If public safety causes aren’t your thing, though, there are financial arguments to be made against sidewalk parking as well, experts say. This includes the damage caused to sidewalks by parked cars over time, damage property owners are legally required to repair. It also includes the potential for lawsuits, as the state superior court ruled in 2013 that sidewalk parking can be considered negligence if someone is injured while walking by.

The City of Pittsburgh has made strides in prioritizing people traffic alongside vehicle traffic on many of its roadways, and the city ranks high in pedestrian and cyclist safety as a result — although advocates say it could rank higher.

And while much of the city’s push has logically focused on the thoroughfares, Bricker said more can and needs to be done on the back and side streets, including curbing sidewalk parking (apologies for that pun) where it persists.

Bricker suggests traffic calming measures and the reconfiguration of some streets and traffic lines to create “enough space on the street for parking and thus free the sidewalk and give it back to those who need it most.”

He added, “Third, of course, is good ol’ enforcement…”

Where the sidewalk ends

This map identifies lettered residential parking districts on the list by name.
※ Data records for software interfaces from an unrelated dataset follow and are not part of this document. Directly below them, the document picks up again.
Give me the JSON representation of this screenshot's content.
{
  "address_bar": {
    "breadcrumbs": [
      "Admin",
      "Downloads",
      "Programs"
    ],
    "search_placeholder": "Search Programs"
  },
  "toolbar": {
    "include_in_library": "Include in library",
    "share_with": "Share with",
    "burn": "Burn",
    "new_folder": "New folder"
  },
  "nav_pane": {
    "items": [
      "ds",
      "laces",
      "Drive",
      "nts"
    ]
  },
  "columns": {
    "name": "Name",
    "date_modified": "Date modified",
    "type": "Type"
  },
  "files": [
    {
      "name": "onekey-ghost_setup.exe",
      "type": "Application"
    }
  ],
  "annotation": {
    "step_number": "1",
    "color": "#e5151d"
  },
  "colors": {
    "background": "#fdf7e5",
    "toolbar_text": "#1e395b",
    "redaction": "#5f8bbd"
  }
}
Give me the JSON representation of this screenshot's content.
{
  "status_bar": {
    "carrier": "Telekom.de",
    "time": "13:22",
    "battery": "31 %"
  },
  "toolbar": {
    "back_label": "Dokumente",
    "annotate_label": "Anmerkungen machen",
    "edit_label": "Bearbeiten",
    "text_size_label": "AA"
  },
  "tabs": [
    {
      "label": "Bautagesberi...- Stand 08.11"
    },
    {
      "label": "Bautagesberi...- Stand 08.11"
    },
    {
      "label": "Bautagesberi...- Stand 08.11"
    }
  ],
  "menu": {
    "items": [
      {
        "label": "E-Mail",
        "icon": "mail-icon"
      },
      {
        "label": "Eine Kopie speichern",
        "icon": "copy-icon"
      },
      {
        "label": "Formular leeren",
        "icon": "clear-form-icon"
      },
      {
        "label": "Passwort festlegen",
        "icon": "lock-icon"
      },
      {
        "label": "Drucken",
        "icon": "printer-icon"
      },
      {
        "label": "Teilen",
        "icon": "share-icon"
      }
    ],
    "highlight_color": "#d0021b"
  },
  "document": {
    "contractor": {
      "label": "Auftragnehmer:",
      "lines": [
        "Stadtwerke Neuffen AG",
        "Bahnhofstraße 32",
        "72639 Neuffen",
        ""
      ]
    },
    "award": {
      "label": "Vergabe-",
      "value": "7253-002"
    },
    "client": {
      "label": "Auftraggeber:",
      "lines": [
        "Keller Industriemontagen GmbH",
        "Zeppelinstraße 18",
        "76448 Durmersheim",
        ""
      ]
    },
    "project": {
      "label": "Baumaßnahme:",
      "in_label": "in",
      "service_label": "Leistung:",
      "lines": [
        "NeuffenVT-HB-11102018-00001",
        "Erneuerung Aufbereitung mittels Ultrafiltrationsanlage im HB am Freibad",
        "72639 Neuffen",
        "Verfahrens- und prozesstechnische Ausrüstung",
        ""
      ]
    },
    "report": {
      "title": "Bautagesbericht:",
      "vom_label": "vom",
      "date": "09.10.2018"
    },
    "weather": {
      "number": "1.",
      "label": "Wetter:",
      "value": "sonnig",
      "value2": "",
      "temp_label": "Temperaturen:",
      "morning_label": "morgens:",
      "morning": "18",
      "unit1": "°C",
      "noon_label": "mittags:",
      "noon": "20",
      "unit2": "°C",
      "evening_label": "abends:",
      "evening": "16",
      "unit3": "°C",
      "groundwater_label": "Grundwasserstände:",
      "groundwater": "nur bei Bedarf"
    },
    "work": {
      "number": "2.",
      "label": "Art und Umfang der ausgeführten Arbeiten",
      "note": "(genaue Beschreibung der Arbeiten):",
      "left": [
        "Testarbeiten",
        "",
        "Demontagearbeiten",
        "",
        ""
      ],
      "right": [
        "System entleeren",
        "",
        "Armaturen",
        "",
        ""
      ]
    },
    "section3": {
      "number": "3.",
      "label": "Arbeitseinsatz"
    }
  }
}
Note: There is some overlap between the lettered districts and the neighborhoods listed below.

Residential Permit Parking DistrictTicket count - 2015 to 2017NeighborhoodTicket count - 2015 to 2017
Area A10Allentown 1
Area B 1Bloomfield/Garfield 13
Area C54Carrick13
Area CC18Central Lawrenceville3
Area D14Downtown 113
Area DD7East Liberty 19
Area E 61Lawrenceville 30
Area F23Mt. Washington 16
Area G1Northside51
Area GG1Oakland 63
Area H15Shadyside 14
Area HH 3Southside97
Area II6Squirrel Hill12
Area JJ4Strip38
Area KK9Strip District 106
Area L6Uptown27
Area M4West End 1
Area N5
Area P14
Area Q3
Area R21
Area S2
Area T2
Area U2
Area V7
Area W2
Area X3
Area Z10

Also keep in mind that these are numbers for a combined two-year period, leaving some convinced of the law’s obscurity and others, mostly frustrated pedestrians and cyclists like Bricker, looking to city officials: